◆ Work task: Report every line of the records that contains the word "cycles".

(Excerpts from an interface dataset)
____

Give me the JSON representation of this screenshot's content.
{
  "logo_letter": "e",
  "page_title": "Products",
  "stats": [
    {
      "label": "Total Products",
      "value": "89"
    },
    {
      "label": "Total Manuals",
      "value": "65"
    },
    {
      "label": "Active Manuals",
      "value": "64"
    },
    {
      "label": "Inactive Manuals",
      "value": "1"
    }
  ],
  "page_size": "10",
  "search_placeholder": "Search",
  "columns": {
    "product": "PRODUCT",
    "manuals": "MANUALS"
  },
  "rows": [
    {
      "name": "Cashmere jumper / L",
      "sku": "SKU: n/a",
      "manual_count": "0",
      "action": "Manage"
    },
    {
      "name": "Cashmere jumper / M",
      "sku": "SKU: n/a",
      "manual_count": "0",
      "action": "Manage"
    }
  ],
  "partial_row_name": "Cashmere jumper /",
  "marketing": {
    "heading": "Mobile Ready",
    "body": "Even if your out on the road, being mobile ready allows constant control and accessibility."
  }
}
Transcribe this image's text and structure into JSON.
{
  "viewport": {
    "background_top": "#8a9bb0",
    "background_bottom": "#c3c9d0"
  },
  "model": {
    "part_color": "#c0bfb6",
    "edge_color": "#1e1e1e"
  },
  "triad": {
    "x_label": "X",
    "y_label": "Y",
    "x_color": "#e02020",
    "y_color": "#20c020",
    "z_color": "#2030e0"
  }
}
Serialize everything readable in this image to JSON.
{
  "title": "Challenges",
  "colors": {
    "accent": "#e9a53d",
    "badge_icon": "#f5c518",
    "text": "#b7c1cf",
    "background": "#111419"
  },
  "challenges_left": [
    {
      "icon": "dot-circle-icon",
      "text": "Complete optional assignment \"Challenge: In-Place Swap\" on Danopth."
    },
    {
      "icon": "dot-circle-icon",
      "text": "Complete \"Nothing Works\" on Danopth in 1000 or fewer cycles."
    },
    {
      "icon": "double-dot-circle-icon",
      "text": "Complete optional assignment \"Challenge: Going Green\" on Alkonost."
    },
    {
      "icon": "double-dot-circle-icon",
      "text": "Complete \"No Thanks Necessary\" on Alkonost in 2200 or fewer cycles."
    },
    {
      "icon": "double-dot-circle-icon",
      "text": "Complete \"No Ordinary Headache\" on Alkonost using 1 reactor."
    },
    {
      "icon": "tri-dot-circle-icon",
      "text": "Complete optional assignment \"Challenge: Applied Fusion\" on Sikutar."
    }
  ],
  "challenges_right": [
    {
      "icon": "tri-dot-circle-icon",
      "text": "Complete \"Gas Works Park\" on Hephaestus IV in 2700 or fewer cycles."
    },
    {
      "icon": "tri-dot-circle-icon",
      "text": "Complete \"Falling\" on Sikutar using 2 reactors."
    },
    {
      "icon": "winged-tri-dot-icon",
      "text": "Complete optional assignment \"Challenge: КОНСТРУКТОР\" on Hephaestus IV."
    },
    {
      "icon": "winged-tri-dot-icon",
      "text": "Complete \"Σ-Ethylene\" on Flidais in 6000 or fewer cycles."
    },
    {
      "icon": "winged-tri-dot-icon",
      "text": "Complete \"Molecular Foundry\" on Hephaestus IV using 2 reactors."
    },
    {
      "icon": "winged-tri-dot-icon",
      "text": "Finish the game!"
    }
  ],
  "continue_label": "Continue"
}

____

◆ Written solution:
      "text": "Complete \"Nothing Works\" on Danopth in 1000 or fewer cycles."
      "text": "Complete \"No Thanks Necessary\" on Alkonost in 2200 or fewer cycles."
      "text": "Complete \"Gas Works Park\" on Hephaestus IV in 2700 or fewer cycles."
      "text": "Complete \"Σ-Ethylene\" on Flidais in 6000 or fewer cycles."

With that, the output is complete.